St. Christopher of Egypt, the dog-headed saint.

Horse-headed Kalki

In a strange transformation though, latter Christian illumination of Revelation frequently portrays all the satanic hordes including the seven-headed dragon known as the "Beast" with canine heads. This may be due to the dog's relationship with the Underworld. In Norse myth, the wolf Fenrir is turned loose at the advent of the apocalypse.

Horse imagery seems to step in for the earlier canine theme. In Christian, Hindu and Tibetan Buddhist belief, for example, we find the messianic savior arriving on horseback, and sometimes even depicted as a horse or horse-headed man.

However, canine aspects persist in the Hindu and Tibetan Buddhist saviors although submerged below the surface. Kalki, for example, although an incarnation of Visnu is said to take on the destroying powers of Siva. This destructive aspect of Siva is represented by both Bhairava, a god shown accompanied by dogs and also sometimes depicted as a dog himself, and by Rudra.

Rudra is known in the Yajurveda as Svapati "Lord of the Dogs," and the Arthavaveda says that he is followed by howling dogs, so he seems like an early model for Bhairava. The destructive powers of Kalki are known as Ekadesha Rudra (Eleven Rudras). Similarly, Raudracakrin, the Shambhala savior-king, is known as Rudra with the Discus/Wheel. In Kalacakra texts, he is often said to be aided by Rudra in his battles, and apparently he is sometimes also referred to simply as "Rudra." Such destructive aspects also might be present in Apollyon, the Jewish Greek form of the name Apollo, which translates as "Destroyer." The god was closely associated with the wolf.

An eastern explanation might be found for this dog and horse imagery where both animals are often conflated with the primordial pantheistic god. We have seen this latter being can also be identified with the concept of cyclic time represented by the human body divided into five parts. Therefore we can suggest that the pantheistic God with the accompanying dog/horse aspects is identifiable with cyclic and deified time, thus explaining the animal imagery of the apocalyptic battlefield.

'Paradise Terrestrial'

Many traditions exist of end-times actors waiting patiently in the terrestrial paradise or the 'intermediate heaven' for the coming apocalypse. These persons are often said to have escaped death.

In China, Prince Moonlight and the King of Light reigned on the paradise island of Penglai. The Zoroastrians believed that immortal heroes awaited the final battle in Kangdez, where Bahram Varjavand would organize armies from Hind and Chin to fight the forces of evil.

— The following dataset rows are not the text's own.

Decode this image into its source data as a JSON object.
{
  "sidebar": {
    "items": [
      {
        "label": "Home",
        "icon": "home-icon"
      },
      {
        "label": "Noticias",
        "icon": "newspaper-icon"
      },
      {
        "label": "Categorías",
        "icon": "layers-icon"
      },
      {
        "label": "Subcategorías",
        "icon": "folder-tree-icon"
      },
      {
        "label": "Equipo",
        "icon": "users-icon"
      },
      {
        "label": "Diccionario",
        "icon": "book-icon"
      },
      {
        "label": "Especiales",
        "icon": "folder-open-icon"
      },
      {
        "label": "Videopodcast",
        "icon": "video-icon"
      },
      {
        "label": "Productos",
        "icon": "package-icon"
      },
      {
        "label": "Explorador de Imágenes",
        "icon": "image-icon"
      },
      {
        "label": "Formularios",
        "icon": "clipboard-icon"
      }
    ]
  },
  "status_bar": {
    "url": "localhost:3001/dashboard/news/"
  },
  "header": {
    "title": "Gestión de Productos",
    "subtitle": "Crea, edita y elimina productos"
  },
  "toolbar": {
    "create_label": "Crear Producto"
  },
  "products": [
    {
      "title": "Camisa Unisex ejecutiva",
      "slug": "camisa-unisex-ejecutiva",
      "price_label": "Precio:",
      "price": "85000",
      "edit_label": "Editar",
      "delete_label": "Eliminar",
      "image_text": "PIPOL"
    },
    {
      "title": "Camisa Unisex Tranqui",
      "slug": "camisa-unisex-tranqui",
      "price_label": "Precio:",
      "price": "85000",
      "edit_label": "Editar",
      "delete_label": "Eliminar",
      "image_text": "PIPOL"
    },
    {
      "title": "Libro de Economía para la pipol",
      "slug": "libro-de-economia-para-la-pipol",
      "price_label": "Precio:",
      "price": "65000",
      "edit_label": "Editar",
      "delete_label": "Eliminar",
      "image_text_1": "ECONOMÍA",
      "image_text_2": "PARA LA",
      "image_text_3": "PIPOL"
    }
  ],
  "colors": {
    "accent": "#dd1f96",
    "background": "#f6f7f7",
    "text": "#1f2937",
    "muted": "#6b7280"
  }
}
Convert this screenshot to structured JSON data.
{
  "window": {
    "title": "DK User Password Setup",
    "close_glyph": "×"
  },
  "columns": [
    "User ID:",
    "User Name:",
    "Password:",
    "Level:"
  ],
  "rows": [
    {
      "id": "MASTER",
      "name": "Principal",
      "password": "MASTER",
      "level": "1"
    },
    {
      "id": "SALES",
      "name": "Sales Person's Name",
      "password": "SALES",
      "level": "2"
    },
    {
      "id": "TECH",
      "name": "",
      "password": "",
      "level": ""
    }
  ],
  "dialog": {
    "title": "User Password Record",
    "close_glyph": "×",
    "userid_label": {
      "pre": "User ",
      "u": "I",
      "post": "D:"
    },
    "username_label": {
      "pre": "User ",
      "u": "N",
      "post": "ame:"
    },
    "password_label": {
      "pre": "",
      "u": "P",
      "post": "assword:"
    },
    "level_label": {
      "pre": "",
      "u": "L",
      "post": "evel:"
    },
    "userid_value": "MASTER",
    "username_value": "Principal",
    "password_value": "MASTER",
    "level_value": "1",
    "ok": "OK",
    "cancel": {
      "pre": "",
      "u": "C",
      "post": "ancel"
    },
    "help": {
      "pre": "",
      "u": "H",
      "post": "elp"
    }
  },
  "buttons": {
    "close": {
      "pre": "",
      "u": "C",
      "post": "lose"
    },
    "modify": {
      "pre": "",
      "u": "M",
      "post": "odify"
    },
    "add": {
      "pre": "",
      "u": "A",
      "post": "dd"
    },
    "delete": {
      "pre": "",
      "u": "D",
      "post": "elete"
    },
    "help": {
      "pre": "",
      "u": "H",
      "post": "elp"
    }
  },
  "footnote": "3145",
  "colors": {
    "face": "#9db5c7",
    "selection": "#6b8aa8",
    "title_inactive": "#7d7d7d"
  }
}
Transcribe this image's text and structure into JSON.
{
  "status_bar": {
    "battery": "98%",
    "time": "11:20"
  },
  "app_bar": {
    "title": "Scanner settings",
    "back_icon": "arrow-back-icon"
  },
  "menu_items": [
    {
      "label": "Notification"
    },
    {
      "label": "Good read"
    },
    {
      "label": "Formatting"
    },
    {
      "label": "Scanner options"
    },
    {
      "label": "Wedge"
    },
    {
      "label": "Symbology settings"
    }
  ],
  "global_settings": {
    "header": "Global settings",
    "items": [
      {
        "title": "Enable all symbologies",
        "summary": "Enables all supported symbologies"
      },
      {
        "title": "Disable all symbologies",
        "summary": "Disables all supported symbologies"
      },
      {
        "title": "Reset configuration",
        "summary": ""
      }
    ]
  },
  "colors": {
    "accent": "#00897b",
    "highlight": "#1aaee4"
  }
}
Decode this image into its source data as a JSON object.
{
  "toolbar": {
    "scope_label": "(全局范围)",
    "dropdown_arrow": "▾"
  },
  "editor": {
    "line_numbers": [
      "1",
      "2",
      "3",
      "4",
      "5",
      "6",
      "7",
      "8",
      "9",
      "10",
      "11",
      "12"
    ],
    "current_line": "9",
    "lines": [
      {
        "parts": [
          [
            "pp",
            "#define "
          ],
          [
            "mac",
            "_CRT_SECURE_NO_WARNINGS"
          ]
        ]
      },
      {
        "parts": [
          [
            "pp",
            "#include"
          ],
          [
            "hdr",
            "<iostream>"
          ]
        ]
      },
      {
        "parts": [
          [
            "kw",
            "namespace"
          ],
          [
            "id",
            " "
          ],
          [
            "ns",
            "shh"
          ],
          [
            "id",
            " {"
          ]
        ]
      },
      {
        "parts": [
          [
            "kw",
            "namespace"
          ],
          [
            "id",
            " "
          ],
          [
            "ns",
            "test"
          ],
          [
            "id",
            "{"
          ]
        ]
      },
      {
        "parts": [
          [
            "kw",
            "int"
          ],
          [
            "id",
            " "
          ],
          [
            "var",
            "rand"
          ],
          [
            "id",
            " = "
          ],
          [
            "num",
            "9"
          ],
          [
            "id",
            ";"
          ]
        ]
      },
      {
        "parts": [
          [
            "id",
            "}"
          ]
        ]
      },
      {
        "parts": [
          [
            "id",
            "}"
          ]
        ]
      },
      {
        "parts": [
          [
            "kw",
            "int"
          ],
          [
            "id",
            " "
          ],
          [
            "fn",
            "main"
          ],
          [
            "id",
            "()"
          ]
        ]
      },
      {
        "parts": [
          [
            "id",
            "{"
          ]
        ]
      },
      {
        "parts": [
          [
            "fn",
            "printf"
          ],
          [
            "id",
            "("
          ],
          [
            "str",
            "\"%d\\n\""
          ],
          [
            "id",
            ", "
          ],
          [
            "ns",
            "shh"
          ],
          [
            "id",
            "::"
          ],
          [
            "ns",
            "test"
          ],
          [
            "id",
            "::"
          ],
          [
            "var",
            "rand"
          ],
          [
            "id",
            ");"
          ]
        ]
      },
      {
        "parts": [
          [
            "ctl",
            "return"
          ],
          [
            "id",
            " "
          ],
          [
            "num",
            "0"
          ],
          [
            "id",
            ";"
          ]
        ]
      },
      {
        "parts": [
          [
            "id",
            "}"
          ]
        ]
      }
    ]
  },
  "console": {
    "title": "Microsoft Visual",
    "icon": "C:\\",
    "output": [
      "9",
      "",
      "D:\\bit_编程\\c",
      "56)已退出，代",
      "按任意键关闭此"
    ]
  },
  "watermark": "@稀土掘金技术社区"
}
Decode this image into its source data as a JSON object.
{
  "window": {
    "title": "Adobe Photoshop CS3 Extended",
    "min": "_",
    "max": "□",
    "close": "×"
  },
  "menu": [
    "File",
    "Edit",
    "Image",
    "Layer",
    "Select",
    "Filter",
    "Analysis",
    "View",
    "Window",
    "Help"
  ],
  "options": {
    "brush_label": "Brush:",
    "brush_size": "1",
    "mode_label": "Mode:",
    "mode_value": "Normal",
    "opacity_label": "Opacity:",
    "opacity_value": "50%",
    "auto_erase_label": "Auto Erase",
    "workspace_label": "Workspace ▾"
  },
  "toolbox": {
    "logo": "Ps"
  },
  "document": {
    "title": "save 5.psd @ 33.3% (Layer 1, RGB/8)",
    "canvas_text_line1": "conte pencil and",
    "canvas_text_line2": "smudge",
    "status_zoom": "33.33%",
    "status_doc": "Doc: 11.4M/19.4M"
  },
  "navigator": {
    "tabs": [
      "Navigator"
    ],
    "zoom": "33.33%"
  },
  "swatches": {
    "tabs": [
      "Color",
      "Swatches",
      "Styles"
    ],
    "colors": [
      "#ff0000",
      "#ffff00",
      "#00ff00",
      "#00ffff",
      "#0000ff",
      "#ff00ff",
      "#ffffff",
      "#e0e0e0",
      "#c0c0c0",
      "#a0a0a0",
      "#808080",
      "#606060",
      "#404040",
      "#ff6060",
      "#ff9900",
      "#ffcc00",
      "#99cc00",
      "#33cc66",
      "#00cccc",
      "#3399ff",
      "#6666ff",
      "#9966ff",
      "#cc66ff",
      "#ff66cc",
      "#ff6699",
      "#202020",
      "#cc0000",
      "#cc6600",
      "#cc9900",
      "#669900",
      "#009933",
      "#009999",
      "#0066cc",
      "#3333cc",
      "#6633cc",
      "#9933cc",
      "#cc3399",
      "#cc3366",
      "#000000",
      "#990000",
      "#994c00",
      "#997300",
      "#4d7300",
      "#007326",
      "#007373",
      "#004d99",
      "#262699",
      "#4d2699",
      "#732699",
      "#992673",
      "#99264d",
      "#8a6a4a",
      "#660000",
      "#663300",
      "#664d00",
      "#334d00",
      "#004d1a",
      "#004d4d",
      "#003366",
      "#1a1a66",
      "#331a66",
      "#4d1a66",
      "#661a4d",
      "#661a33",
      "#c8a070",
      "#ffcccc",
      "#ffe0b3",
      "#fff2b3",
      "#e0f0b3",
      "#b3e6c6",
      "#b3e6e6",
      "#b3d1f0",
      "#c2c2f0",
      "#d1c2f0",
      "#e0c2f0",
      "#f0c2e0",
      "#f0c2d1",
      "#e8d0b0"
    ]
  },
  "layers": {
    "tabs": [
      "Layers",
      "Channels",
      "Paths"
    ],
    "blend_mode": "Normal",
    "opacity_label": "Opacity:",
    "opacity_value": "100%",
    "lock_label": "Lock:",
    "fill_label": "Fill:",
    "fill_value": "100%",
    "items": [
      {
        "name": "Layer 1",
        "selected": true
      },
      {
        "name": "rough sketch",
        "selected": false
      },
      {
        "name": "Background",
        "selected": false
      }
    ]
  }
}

A popular Christian tradition interpreted verses in Revelation concerning the "two witnesses" as applying to the biblical figures Enoch and Elijah, who never died according to tradition. The two witnesses are described as revealing prophecy and battling with the Antichrist before they are killed by the beast. Enoch and Elijah were said to live in the Garden of Eden until those fateful days.

It can be shown that, starting in the early medieval period and clearly established by the middle of that period, a sacred waiting-place of millennial warriors, both good and evil, was located at the eastern edge of insular and tropical Asia. The same place suggested here that the germ of these beliefs arose.

These locations include Kangdez, the fortress of heroes, and the Vourukasha Sea (Sea of Chin) where the great dragon awaited the last days; the Garden of Eden around which one could find Enoch, Elijah and Prester John; Bratayil, the island of al-Dajjal, the Muslim Antichrist, found somewhere in the East Indies; and Penglai the kingdom of Prince Moonlight and the King of Light.

Paul Kekai Manansala


Eyma, Aayko and C. J. Bennett. A Delta-man in Yebu: Occasional Volume of the Egyptologists' Electronic Forum No. 1, Universal Publishers, 2003, pp. 240-4.

Eyre, Christopher J. Cannibal Hymn: a cultural and literary study, Liverpool University Press, 2002, pp. 82-3.

Muller, Kal. East of Bali: From Lombok to Timor, Tuttle Publishing, 2001, pp. 36-39.